MN protests focus on systemic racism, economic justice
The Poor People Campaign’s month-long “wave” of local nonviolent civil disobedience is now in its second week. An estimated 200 supporters participated in protests Monday and Tuesday, May 14-15 at the State Capitol and at the Whipple Federal Building in St. Paul, respectively.
The protests were part of the Poor People’s Campaign’s “Moral Agenda,” introduced in April by its national co-chairs, the Revs. William Barber II and Liz Theoharis. The agenda has called for 40 days of action to address such issues as systemic racism, poverty and inequality; ecological devastation; war economy and militarism; and national morality. It expects to end with a mass rally in Washington, D.C. June 23.
Minnesota is one of 30 states holding events in support of the national effort. “We are in direct communication with the national campaign,” said DeWayne Davis in an MSR phone interview. Davis is tri-chair of the Minnesota Poor People’s Campaign and senior pastor of All God’s Children Metropolitan Community Church.
“Every local area has its own unique approach to this,” Davis said. “They want to know what we are doing here and [how to] amplify the issues that are specific to Minnesota. We have been very pleased with their support, too.”

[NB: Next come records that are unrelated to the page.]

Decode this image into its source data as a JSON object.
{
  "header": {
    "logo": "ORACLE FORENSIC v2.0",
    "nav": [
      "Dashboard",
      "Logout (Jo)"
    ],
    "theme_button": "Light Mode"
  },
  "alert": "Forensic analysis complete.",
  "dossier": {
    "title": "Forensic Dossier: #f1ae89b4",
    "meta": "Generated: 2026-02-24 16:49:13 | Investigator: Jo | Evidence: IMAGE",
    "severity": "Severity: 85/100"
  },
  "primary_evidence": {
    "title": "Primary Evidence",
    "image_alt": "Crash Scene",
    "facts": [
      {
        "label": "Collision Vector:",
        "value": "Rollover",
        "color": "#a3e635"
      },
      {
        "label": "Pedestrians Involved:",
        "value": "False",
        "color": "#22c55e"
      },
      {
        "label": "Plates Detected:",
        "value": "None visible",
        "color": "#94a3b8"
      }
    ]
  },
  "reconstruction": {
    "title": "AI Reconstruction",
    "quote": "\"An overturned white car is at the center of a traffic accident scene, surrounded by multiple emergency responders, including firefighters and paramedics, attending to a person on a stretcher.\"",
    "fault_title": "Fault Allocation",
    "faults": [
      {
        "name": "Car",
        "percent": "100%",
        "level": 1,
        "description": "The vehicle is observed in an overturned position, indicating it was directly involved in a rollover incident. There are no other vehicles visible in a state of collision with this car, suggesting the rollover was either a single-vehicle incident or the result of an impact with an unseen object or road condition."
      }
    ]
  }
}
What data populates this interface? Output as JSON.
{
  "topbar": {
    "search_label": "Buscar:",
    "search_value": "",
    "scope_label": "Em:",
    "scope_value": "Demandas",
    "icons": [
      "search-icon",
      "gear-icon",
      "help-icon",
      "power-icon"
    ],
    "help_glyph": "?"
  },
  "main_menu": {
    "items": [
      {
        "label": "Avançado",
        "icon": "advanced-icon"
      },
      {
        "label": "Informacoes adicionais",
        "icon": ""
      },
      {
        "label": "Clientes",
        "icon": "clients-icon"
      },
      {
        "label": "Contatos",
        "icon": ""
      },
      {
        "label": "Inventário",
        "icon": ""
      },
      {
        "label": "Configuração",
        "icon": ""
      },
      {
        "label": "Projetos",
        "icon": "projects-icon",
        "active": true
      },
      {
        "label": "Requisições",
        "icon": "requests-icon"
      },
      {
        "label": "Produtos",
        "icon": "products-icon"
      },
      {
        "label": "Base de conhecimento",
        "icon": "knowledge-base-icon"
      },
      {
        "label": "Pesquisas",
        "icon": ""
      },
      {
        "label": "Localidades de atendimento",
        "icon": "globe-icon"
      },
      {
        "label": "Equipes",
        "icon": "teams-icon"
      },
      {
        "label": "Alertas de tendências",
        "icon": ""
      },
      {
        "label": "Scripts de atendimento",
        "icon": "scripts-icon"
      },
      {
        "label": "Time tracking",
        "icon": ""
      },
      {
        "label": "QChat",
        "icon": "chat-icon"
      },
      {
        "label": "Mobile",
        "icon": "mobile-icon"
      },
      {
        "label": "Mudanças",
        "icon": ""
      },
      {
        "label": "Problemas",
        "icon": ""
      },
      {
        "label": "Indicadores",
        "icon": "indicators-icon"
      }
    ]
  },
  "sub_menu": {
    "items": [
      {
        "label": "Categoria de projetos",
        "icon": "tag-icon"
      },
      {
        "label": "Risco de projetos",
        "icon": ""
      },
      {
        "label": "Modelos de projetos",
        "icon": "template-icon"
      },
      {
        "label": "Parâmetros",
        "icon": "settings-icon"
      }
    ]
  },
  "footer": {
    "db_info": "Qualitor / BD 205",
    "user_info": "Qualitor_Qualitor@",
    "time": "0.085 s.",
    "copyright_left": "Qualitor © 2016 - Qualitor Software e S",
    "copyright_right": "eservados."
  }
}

Thirteen protesters were arrested during the May 14 demonstration at State Rep. Pat Garofalo’s (R-Farmington) Saint Paul office. Garofalo is co-sponsor of a “pre-emption” bill (HF 600) that would prohibit city governments from passing their own minimum wage or paid leave laws. It passed the House 76-53 and is now in the Senate.
A similar bill was vetoed last year by Gov. Mark Dayton, but according to Davis, there has been no word from the governor’s office if he will do the same if the bill is passed and reaches his desk. “The governor is not putting out a sense of what he’s doing,” said Davis.
“Our rally was about demanding dignity for women and working families,” Davis continued. “We’ve had more than 200 people come out and [give] personal testimonies on trying to make a living on less than a living wage. It gave us a lot of momentum going into the next few weeks of action.”
Davis said that the arrests have galvanized his group. “If legislators think that this is going to stop people from making their voices heard, they are sorely mistaken,” he noted, adding that the number of people signing up for direct action training has almost doubled.
He called the arrested protesters “brave, courageous, prophetic people to occupy the [State office] building and get arrested,” Davis said. “They put their bodies on the line.”
He said the Minnesota Poor People’s Campaign is focusing on systemic racism and economic justice. “We are putting our focus on the unjust deportation of DREAMERS and immigrants, and separation of families,” Davis explained. “The work of I.C.E. [U.S. Immigration and Customs Enforcement] in Minnesota has been very aggressive and very relentless. Our rallies are focusing on a just immigration policy and call attention to how horrible the immigration enforcement agency has been treating families, and especially children.”
Davis said that thus far the local protests have mainly been at the State Capitol.
“The day after Memorial Day we are going to have a rally for a peace economy,” he announced of the May 29 jointly planned event with Veterans for Peace and Women Against Military Madness. It is expected “to call attention to the increasing mobilization for war and how that detracts from a peace economy that supports working-class families.
“We have been very clear in where we are going” with the protests, Davis said. “We have people who are committed to direct action.” He also encouraged anyone interested in joining the Campaign or signing up for civil disobedience training to go to their Facebook page or visit MNPoor PeoplesCampaign.org.
“This is going to be an exciting time of getting the attention of our lawmakers and our citizens,” Davis said. “It is going better than we hoped. We found out that the power of the message is getting through.”
The MN Poor People’s Campaign held another protest Wednesday, May 22 addressing immigration policies. PPC News Media Coordinator Dane Smith reported 18 protesters arrested after blocking the Fort Snelling station on Minneapolis Light Rail’s Blue Line. The location, he said, was picked because of its proximity to I.C.E. field office. Protesters disrupted the traffic at both the light rail line and I.C.E. parking lot for about two hours until some were arrested, he said.
Charles Hallman is a contributing reporter and award-winning sports columnist at the Minnesota Spokesman-Recorder.